Soon, 4 more German tanks went on the offensive, but American artillery was already set up. The Germans were met with fire from two 105 mm howitzers, which forced them to break off the attack and retreat. Two more tanks were driven away by AA guns.
The landing was still in grave dancer. German snipers and machineguns kept the beach under constant fire. The Americans were taking losses, the number of wounded grew. German tanks kept coming back.
Establishing a foothold
An artillery observer arrived with a landing wave, who could correct fire of ships' guns. The Germans could no longer think about continuing their attacks and hurriedly withdrew. Two tanks were not very lucky that day and suffered hits from 127 and 203 mm shells. The surviving tanks left the shoreline and retreated into cover.

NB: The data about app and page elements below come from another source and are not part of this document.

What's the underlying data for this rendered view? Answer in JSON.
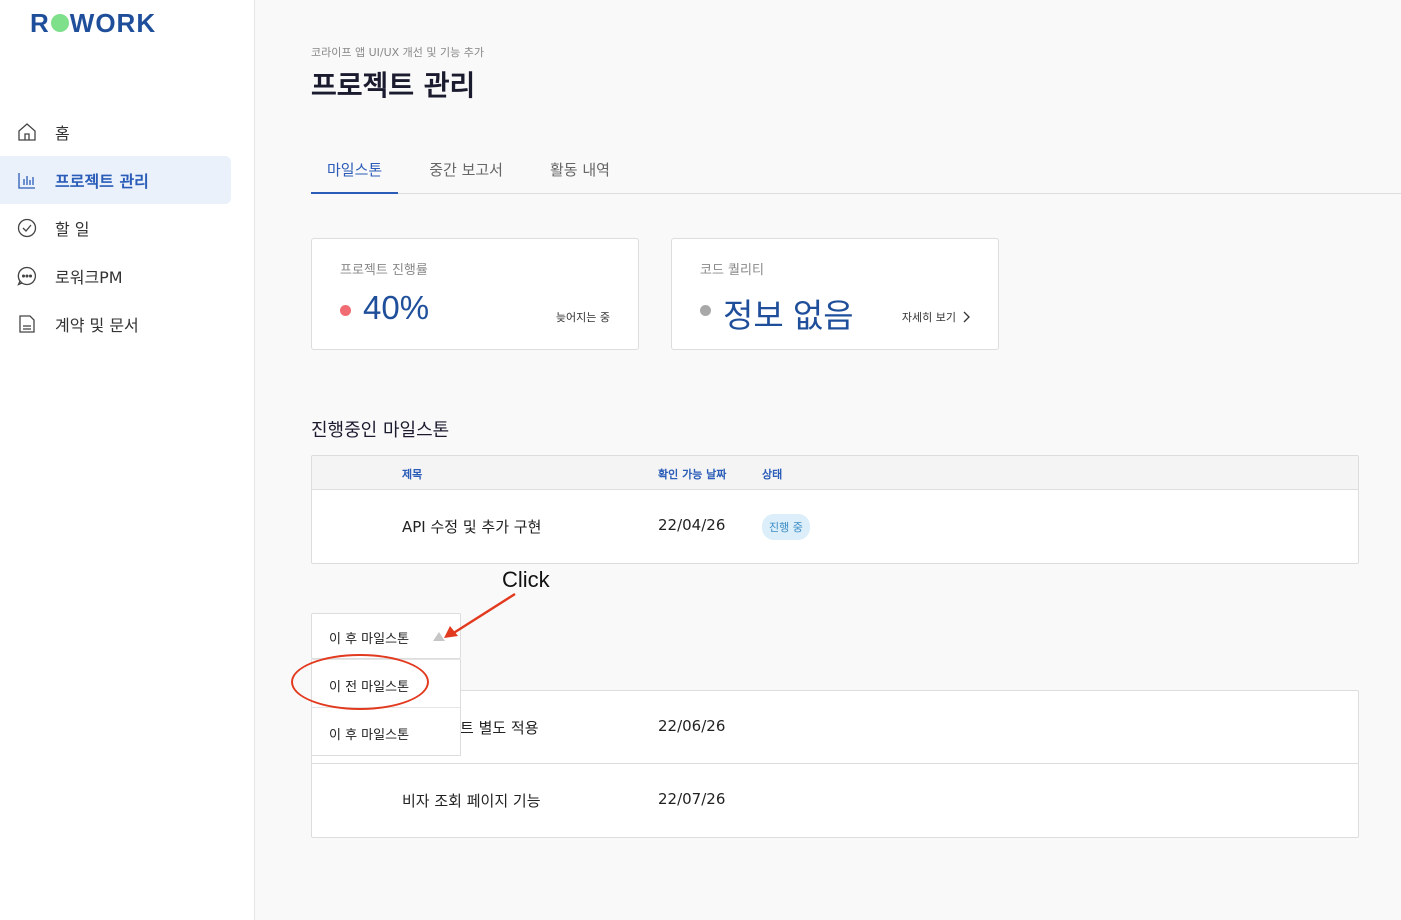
{
  "logo": {
    "left": "R",
    "right": "WORK"
  },
  "sidebar": {
    "items": [
      {
        "label": "홈",
        "icon": "home-icon"
      },
      {
        "label": "프로젝트 관리",
        "icon": "bar-chart-icon",
        "active": true
      },
      {
        "label": "할 일",
        "icon": "check-circle-icon"
      },
      {
        "label": "로워크PM",
        "icon": "chat-icon"
      },
      {
        "label": "계약 및 문서",
        "icon": "document-icon"
      }
    ]
  },
  "header": {
    "breadcrumb": "코라이프 앱 UI/UX 개선 및 기능 추가",
    "title": "프로젝트 관리"
  },
  "tabs": [
    {
      "label": "마일스톤",
      "active": true
    },
    {
      "label": "중간 보고서"
    },
    {
      "label": "활동 내역"
    }
  ],
  "cards": {
    "progress": {
      "title": "프로젝트 진행률",
      "value": "40%",
      "note": "늦어지는 중",
      "dot_color": "#f06b72"
    },
    "quality": {
      "title": "코드 퀄리티",
      "value": "정보 없음",
      "note": "자세히 보기",
      "dot_color": "#a8a8a8"
    }
  },
  "current_section": {
    "title": "진행중인 마일스톤",
    "headers": {
      "title": "제목",
      "date": "확인 가능 날짜",
      "status": "상태"
    },
    "rows": [
      {
        "title": "API 수정 및 추가 구현",
        "date": "22/04/26",
        "status": "진행 중"
      }
    ]
  },
  "dropdown": {
    "selected": "이 후 마일스톤",
    "options": [
      "이 전 마일스톤",
      "이 후 마일스톤"
    ]
  },
  "upcoming": {
    "rows": [
      {
        "title": "트 별도 적용",
        "date": "22/06/26"
      },
      {
        "title": "비자 조회 페이지 기능",
        "date": "22/07/26"
      }
    ]
  },
  "annotation": {
    "text": "Click",
    "color": "#e23a1f"
  }
}
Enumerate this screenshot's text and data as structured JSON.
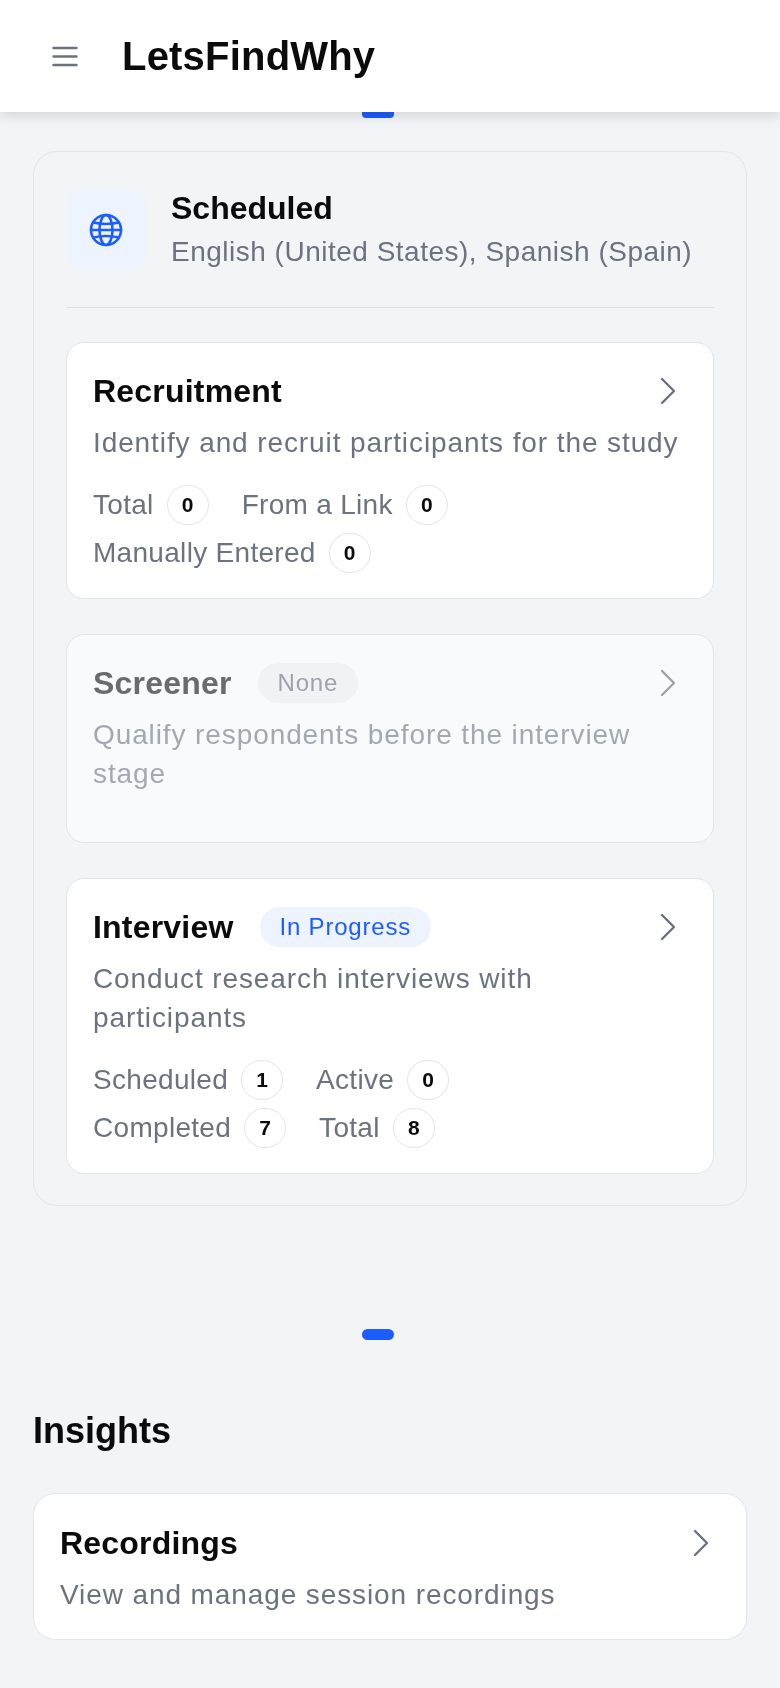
{
  "app_bar": {
    "title": "LetsFindWhy"
  },
  "top_pager": {
    "dots": [
      {
        "selected": true
      }
    ]
  },
  "study": {
    "status": "Scheduled",
    "languages": "English (United States), Spanish (Spain)",
    "stages": [
      {
        "title": "Recruitment",
        "disabled": false,
        "description": "Identify and recruit participants for the study",
        "stat_rows": [
          [
            {
              "label": "Total",
              "count": "0"
            },
            {
              "label": "From a Link",
              "count": "0"
            }
          ],
          [
            {
              "label": "Manually Entered",
              "count": "0"
            }
          ]
        ]
      },
      {
        "title": "Screener",
        "disabled": true,
        "badge": {
          "label": "None",
          "kind": "neutral"
        },
        "description": "Qualify respondents before the interview stage"
      },
      {
        "title": "Interview",
        "disabled": false,
        "badge": {
          "label": "In Progress",
          "kind": "active"
        },
        "description": "Conduct research interviews with participants",
        "stat_rows": [
          [
            {
              "label": "Scheduled",
              "count": "1"
            },
            {
              "label": "Active",
              "count": "0"
            }
          ],
          [
            {
              "label": "Completed",
              "count": "7"
            },
            {
              "label": "Total",
              "count": "8"
            }
          ]
        ]
      }
    ]
  },
  "pager": {
    "dots": [
      {
        "selected": true
      }
    ]
  },
  "insights": {
    "heading": "Insights",
    "items": [
      {
        "title": "Recordings",
        "description": "View and manage session recordings"
      }
    ]
  }
}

By noon, the German commanders understood that it is fruitless to keep attacking in the south, as the chance to push the invaders back into the sea was gone. Ground gained in successful counterattacks could not be held due to a lack of forces. Tanks that attacked without infantry support were vulnerable in close combat and could not hold positions on their own.
The attacks north of Paestum started later than at southern beaches. At around 11:30, 13 German tanks moved out towards the HQ of the American 142nd regiment. A 105 mm howitzer crew noticed the approaching enemy. They turn the gun and engaged. The gun was set up in the open and the crew was at great risk, but luck was on their side that day. Soon, five tanks were knocked out and the rest withdrew.
The last attack was around noon. Everyone who could fight engaged the 10 PzIVs: infantry with bazookas, 105 mm howitzers, SPGs that managed to land by then, and a 37 mm gun. The Germans lost more than half of their tanks, the rest retreated to initial positions.
While infantry and a few artillerymen fought off German tanks, more and more forces reached the beaches. Soon, the Americans gathered enough strength to advance, capture a few German positions, and widen their foothold. Operation Avalanche was free to continue into Italy.
Original article available here.